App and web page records
══════════════════════════════

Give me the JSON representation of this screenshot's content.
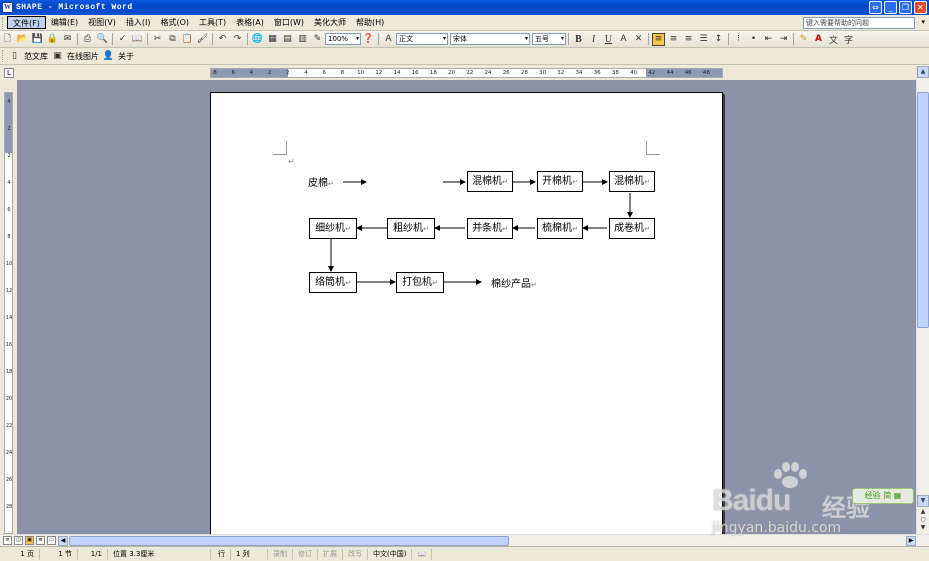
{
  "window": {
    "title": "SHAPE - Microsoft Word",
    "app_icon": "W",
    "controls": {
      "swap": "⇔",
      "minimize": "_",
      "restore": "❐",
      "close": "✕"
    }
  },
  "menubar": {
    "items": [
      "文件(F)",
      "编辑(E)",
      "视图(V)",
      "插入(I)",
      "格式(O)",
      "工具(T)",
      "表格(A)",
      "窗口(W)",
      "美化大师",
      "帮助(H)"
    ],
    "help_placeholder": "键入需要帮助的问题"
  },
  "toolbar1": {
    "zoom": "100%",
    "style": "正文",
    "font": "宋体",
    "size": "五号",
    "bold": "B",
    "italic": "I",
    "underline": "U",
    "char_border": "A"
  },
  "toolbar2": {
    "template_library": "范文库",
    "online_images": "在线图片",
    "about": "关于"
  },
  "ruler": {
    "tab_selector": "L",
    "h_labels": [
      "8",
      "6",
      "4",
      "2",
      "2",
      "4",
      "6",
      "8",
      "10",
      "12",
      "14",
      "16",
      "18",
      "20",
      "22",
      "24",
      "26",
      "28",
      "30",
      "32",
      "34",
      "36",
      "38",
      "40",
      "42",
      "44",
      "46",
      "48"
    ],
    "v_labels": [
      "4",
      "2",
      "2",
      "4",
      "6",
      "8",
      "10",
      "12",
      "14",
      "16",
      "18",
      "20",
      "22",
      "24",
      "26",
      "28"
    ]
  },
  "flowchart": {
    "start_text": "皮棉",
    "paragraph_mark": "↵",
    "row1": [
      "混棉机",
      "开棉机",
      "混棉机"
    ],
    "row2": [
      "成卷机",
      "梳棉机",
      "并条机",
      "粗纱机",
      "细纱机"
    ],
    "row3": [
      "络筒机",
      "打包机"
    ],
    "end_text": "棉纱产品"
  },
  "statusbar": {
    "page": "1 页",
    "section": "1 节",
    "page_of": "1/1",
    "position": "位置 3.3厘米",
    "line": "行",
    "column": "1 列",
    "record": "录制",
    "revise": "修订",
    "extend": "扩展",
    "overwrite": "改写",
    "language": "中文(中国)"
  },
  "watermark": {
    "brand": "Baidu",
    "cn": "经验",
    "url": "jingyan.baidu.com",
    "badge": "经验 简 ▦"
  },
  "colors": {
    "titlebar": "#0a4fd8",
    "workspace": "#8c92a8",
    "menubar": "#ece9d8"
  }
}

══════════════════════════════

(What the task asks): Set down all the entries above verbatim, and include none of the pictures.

(Answer to the problem):
Give me the JSON representation of this screenshot's content.
{
  "window": {
    "title": "SHAPE - Microsoft Word",
    "app_icon": "W",
    "controls": {
      "swap": "⇔",
      "minimize": "_",
      "restore": "❐",
      "close": "✕"
    }
  },
  "menubar": {
    "items": [
      "文件(F)",
      "编辑(E)",
      "视图(V)",
      "插入(I)",
      "格式(O)",
      "工具(T)",
      "表格(A)",
      "窗口(W)",
      "美化大师",
      "帮助(H)"
    ],
    "help_placeholder": "键入需要帮助的问题"
  },
  "toolbar1": {
    "zoom": "100%",
    "style": "正文",
    "font": "宋体",
    "size": "五号",
    "bold": "B",
    "italic": "I",
    "underline": "U",
    "char_border": "A"
  },
  "toolbar2": {
    "template_library": "范文库",
    "online_images": "在线图片",
    "about": "关于"
  },
  "ruler": {
    "tab_selector": "L",
    "h_labels": [
      "8",
      "6",
      "4",
      "2",
      "2",
      "4",
      "6",
      "8",
      "10",
      "12",
      "14",
      "16",
      "18",
      "20",
      "22",
      "24",
      "26",
      "28",
      "30",
      "32",
      "34",
      "36",
      "38",
      "40",
      "42",
      "44",
      "46",
      "48"
    ],
    "v_labels": [
      "4",
      "2",
      "2",
      "4",
      "6",
      "8",
      "10",
      "12",
      "14",
      "16",
      "18",
      "20",
      "22",
      "24",
      "26",
      "28"
    ]
  },
  "flowchart": {
    "start_text": "皮棉",
    "paragraph_mark": "↵",
    "row1": [
      "混棉机",
      "开棉机",
      "混棉机"
    ],
    "row2": [
      "成卷机",
      "梳棉机",
      "并条机",
      "粗纱机",
      "细纱机"
    ],
    "row3": [
      "络筒机",
      "打包机"
    ],
    "end_text": "棉纱产品"
  },
  "statusbar": {
    "page": "1 页",
    "section": "1 节",
    "page_of": "1/1",
    "position": "位置 3.3厘米",
    "line": "行",
    "column": "1 列",
    "record": "录制",
    "revise": "修订",
    "extend": "扩展",
    "overwrite": "改写",
    "language": "中文(中国)"
  },
  "watermark": {
    "brand": "Baidu",
    "cn": "经验",
    "url": "jingyan.baidu.com",
    "badge": "经验 简 ▦"
  },
  "colors": {
    "titlebar": "#0a4fd8",
    "workspace": "#8c92a8",
    "menubar": "#ece9d8"
  }
}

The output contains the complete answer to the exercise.